Sound processing software has made substantial leaps in recent years. In addition to merely sampling the background noise floor and minimizing it, it is now possible to target individual elements in an audio recording, either by dedicated algorithms or, when the audio is viewed in spectrograph form (see home-page banner), by surgically "painting out" obtrusive sounds manually. This enables us to further suppress background noises and/or effectively remove specific unwanted sounds.*
The next step in this process is enhancement. First, frequencies above and below the voice spectrum are filtered out. Next, if applicable, we suppress echoes and reverberation, which tend to obscure clear speech. Finally, equalization targeting the voice spectrum is applied in conjunction with compression to boost low-level or quiet passages.
This enhancement process is not a 'paint-by-numbers' affair. The incorrect or excessive application of processing at any step can actually worsen the fidelity of the voice portion of the recording. It takes the discerning ear of a trained audio professional to carefully apply the various processes in the right order and in the proper manner to coax the recording along toward maximum intelligibility.

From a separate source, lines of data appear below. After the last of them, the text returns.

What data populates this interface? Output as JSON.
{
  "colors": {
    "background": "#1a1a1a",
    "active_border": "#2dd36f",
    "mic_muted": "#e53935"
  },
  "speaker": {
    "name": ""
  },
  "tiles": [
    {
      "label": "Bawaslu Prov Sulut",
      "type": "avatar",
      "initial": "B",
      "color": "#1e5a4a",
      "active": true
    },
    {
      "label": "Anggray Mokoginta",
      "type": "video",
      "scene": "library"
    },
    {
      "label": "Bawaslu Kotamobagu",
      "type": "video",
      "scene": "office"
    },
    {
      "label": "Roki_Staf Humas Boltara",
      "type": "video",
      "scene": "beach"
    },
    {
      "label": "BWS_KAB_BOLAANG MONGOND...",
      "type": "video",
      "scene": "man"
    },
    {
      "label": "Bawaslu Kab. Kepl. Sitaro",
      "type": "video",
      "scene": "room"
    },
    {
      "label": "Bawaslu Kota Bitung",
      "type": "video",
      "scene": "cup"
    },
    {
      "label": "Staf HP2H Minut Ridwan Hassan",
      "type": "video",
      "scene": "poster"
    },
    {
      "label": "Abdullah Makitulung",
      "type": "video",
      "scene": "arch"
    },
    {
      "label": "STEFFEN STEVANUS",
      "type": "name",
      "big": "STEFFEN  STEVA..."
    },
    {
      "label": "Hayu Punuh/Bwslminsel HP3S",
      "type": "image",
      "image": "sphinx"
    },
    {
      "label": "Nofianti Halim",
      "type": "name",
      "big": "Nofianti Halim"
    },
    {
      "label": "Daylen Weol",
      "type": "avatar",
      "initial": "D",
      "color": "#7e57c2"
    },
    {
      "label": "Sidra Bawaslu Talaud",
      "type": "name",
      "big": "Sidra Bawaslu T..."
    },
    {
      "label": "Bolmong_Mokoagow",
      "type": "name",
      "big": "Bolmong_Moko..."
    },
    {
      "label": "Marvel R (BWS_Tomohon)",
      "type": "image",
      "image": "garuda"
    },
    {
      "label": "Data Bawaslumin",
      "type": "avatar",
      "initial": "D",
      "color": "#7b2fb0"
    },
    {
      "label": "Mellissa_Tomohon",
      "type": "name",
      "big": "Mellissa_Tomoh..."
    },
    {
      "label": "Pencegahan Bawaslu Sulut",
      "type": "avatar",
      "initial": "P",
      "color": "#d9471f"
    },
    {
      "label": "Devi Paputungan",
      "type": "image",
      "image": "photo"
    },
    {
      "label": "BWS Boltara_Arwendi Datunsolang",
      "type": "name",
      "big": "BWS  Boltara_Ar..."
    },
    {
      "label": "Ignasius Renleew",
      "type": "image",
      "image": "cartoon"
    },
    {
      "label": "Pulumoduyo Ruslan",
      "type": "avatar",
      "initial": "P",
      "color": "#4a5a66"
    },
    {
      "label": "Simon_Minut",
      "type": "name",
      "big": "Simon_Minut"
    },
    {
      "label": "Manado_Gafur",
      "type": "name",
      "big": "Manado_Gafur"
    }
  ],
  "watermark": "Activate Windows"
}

* The effectiveness of the audio cleanup process is limited by the amount of detail actually present in the digital recording. While dramatic results can be achieved working with uncompressed WAV files recorded at standard sampling rates, in the case of files recorded via compression codecs such as MP3 or recorded at low sampling rates, the potential of uncovering very low-level dialogue is compromised.